[WORKING DATA Boundary: Start]

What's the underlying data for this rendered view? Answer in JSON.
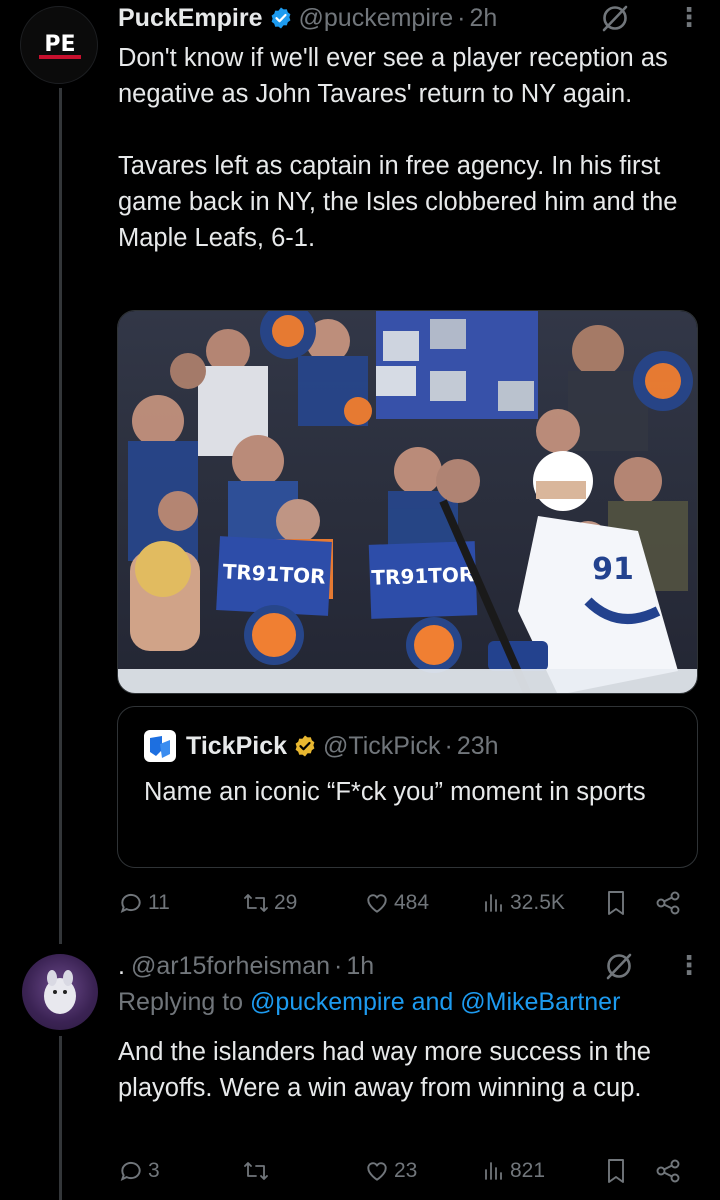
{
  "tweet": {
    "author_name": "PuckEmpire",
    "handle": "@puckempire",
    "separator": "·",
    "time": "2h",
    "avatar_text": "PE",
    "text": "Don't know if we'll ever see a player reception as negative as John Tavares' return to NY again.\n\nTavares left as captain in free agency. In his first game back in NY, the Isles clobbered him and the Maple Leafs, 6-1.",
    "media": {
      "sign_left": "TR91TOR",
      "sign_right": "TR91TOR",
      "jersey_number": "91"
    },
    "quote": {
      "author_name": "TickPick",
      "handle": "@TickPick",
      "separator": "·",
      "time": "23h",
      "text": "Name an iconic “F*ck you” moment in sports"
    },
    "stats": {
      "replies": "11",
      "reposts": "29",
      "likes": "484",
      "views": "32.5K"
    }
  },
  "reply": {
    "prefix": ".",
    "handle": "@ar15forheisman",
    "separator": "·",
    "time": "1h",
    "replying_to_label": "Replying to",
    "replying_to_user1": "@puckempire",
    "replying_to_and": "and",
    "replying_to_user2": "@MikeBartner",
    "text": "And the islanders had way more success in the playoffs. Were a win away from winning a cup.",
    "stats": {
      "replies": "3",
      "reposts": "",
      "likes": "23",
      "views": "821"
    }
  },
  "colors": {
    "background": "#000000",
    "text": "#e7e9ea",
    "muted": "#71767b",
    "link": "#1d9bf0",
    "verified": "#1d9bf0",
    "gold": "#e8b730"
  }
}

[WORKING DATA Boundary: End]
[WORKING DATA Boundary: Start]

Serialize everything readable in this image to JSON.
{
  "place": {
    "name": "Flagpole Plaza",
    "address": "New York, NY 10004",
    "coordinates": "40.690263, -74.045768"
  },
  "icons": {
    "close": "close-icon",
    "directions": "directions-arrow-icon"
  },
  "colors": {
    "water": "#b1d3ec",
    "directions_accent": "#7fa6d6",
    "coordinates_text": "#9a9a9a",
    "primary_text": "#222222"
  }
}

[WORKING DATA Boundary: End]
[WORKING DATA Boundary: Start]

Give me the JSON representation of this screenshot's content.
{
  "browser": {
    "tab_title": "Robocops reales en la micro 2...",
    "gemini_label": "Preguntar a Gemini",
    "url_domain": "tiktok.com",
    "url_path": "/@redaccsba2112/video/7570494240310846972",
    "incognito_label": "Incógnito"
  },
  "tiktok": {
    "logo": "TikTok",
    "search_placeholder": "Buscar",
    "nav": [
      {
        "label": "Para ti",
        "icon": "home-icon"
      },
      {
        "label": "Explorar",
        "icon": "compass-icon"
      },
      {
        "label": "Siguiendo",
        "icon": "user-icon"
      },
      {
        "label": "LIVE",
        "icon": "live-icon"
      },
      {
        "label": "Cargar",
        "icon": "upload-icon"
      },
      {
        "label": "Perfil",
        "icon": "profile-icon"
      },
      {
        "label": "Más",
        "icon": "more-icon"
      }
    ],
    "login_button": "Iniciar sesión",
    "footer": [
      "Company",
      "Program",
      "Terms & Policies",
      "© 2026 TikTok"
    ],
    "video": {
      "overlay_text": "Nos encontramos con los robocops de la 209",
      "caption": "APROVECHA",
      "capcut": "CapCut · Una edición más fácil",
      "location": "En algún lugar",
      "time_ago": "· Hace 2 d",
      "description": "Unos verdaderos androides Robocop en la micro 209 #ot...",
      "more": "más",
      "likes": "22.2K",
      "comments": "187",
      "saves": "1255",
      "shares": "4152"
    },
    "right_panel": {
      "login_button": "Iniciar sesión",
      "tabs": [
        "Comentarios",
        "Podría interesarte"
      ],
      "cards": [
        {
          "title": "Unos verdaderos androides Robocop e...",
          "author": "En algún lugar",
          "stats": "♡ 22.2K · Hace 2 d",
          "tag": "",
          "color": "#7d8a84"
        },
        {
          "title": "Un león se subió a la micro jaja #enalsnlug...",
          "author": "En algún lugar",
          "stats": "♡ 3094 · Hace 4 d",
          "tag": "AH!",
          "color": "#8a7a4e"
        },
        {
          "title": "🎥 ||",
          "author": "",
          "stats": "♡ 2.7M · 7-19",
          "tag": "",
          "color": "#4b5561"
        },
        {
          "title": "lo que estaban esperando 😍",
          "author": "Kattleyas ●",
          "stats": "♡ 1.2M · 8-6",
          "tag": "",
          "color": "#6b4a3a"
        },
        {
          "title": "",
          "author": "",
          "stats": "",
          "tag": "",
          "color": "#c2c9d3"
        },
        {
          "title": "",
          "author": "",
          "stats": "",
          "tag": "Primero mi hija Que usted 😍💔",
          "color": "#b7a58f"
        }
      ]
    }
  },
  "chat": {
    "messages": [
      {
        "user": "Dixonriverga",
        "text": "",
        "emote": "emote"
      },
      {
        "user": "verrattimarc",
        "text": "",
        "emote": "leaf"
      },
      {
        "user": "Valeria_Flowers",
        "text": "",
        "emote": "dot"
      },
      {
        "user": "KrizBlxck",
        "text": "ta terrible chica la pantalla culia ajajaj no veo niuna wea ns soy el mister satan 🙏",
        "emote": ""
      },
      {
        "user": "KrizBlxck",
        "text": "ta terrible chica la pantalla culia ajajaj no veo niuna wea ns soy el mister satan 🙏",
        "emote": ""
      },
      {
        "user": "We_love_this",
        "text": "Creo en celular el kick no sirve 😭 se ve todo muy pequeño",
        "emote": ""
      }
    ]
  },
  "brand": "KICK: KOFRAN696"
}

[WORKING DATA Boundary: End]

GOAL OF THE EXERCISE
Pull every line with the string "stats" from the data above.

SOLUTION FOR THIS PROBLEM
    "stats": {
    "stats": {
          "stats": "♡ 22.2K · Hace 2 d",
          "stats": "♡ 3094 · Hace 4 d",
          "stats": "♡ 2.7M · 7-19",
          "stats": "♡ 1.2M · 8-6",
          "stats": "",
          "stats": "",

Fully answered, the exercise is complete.